Mike Florio and Myles Simmons explain why the gambling policy issues have emerged as the most surprising narrative in the offseason, along with the Cardinals dysfunction and Tom Brady developments.

A minor headline (even in the slow times) emerged recently when it was announced that the East-West Shrine Bowl had moved to The Star in Frisco, Texas. It felt like nothing more than the latest effort by Cowboys owner Jerry Jones to have more everything at his team’s sprawling practice facility.

But there’s a hidden benefit to the move, one that was pointed out to PFT this week, given all the recent talk about players and gambling.

For two years, the East-West Shrine Bowl was played in Las Vegas. It happened after the NFL “partnered with” (basically, took over) the game. It was shifted to Las Vegas as part of Pro Bowl week.

At a time when the NFL needs all players to understand the limits and contours of the gambling policy, putting the game in Las Vegas was hardly the ideal way to introduce them to pro football.

Per the source, the meeting rooms were “literally steps” from table gaming, and they stayed at the Luxor Hotel & Casino.

It simply adds to the confusion that players necessarily experience when trying to figure out what is and isn’t allowed, and when trying to understand what is and isn’t proper. The league makes many millions from sports books. Multiple owners of teams have ownership interests in those same sports books. But the players have different rules -- rules that are poorly communicated through a haze of tone-deaf conflicts of interest and rank hypocrisy.
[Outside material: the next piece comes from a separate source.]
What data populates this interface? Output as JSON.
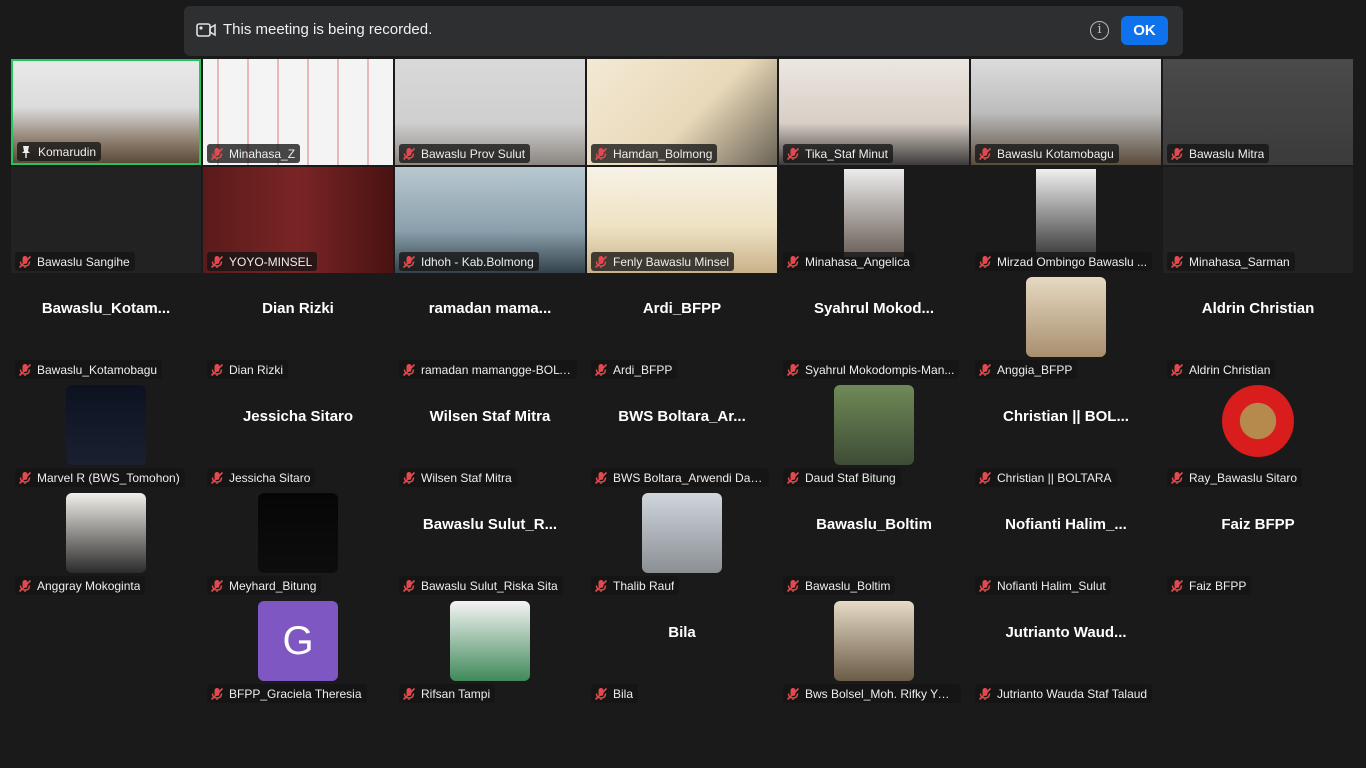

It’s almost as if the league doesn’t want to be as blunt as it needs to be with the players about the situation, for fear of making the do-as-we-say-not-as-we-do nature of the situation even more obvious.
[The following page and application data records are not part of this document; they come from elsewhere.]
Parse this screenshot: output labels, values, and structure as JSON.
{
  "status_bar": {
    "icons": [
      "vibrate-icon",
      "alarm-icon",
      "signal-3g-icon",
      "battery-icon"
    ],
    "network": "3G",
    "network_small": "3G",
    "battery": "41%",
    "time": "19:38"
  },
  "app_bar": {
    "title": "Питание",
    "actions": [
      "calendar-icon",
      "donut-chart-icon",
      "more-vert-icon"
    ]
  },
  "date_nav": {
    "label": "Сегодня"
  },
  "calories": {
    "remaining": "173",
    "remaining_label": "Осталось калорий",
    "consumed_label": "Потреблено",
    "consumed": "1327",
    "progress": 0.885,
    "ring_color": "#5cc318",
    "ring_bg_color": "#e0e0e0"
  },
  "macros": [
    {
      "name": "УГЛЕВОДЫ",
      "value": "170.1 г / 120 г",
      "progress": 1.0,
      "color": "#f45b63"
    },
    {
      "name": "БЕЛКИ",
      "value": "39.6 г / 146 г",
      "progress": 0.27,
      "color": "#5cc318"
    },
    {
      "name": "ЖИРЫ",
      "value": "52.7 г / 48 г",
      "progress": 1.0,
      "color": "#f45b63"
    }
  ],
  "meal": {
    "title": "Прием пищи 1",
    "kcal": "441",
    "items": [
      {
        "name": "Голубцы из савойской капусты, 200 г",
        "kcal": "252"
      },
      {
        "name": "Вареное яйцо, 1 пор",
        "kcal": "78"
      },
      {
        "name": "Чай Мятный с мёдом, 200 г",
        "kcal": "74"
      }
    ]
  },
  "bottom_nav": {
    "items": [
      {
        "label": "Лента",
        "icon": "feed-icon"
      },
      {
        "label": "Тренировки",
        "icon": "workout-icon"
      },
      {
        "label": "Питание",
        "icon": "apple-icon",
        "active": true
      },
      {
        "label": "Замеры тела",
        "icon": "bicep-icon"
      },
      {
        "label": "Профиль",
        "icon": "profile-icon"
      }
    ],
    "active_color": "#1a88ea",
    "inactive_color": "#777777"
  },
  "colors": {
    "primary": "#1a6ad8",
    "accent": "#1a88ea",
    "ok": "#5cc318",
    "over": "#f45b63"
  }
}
Even if the move to Frisco had nothing to do with getting incoming players away from a place where gambling is inherently pervasive and the message is hopelessly mixed, it was a useful incidental benefit. At every level, the league needs to get smarter about gambling -- from educating players to creatively and proactively anticipating potential problems, and solving them.

One major scandal could become a massive threat to the league. While not necessarily existential, the aftermath could dramatically alter the manner in which the NFL controls its own business. And it could potentially put one or more people behind bars.